BEGIN Dataset records

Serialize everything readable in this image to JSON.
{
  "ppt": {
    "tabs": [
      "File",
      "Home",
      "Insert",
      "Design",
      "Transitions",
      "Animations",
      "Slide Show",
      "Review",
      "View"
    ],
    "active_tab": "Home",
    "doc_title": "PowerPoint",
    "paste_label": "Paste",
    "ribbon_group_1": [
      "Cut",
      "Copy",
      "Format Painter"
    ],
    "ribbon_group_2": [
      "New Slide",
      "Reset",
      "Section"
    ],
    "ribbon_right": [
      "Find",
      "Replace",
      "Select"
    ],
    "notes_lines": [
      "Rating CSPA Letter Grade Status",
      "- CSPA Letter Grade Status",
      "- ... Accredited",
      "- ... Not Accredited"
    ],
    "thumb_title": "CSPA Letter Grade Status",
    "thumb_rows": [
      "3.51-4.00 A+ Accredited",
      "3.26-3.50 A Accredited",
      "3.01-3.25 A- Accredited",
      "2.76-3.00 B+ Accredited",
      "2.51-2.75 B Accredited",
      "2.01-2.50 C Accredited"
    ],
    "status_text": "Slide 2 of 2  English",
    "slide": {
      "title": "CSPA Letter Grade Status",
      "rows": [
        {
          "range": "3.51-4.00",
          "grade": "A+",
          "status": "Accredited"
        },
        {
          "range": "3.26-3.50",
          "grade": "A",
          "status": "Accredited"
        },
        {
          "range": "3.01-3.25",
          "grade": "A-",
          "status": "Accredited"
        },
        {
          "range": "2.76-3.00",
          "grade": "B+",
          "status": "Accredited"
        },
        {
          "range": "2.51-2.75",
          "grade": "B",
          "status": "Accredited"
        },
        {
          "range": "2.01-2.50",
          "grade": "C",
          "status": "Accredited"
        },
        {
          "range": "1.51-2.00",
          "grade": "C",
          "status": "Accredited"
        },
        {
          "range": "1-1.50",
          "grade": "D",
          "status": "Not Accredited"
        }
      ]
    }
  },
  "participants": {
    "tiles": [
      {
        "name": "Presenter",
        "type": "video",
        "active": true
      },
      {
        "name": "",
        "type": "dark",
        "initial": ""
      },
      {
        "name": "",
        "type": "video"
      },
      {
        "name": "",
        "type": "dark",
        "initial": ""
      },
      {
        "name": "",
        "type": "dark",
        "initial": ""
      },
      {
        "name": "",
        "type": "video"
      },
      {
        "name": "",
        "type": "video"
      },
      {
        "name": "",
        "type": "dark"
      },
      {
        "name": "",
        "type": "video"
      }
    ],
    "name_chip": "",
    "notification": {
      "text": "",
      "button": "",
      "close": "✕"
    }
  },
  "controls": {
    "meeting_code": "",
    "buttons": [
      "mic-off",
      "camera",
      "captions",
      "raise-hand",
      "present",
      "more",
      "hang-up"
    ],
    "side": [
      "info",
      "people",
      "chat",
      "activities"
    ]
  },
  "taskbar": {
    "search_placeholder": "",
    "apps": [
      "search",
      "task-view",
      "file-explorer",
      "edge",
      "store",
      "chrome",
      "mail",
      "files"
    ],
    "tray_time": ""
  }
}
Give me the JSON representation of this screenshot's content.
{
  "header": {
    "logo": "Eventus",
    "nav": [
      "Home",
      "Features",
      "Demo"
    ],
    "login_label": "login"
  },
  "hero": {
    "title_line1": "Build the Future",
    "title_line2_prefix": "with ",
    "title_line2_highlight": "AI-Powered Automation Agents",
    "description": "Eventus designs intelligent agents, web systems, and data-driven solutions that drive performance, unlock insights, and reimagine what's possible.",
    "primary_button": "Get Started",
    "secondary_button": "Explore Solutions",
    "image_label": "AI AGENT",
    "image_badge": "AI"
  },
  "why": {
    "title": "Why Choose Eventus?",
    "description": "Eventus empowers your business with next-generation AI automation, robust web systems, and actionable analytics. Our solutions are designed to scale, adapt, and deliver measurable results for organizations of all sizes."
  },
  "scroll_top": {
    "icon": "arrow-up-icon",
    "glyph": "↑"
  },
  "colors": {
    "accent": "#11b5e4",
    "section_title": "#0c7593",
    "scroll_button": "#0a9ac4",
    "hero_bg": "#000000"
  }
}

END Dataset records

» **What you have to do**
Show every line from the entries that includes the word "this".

» **Written solution**
Serialize everything readable in this image to JSON.
Give me the JSON representation of this screenshot's content.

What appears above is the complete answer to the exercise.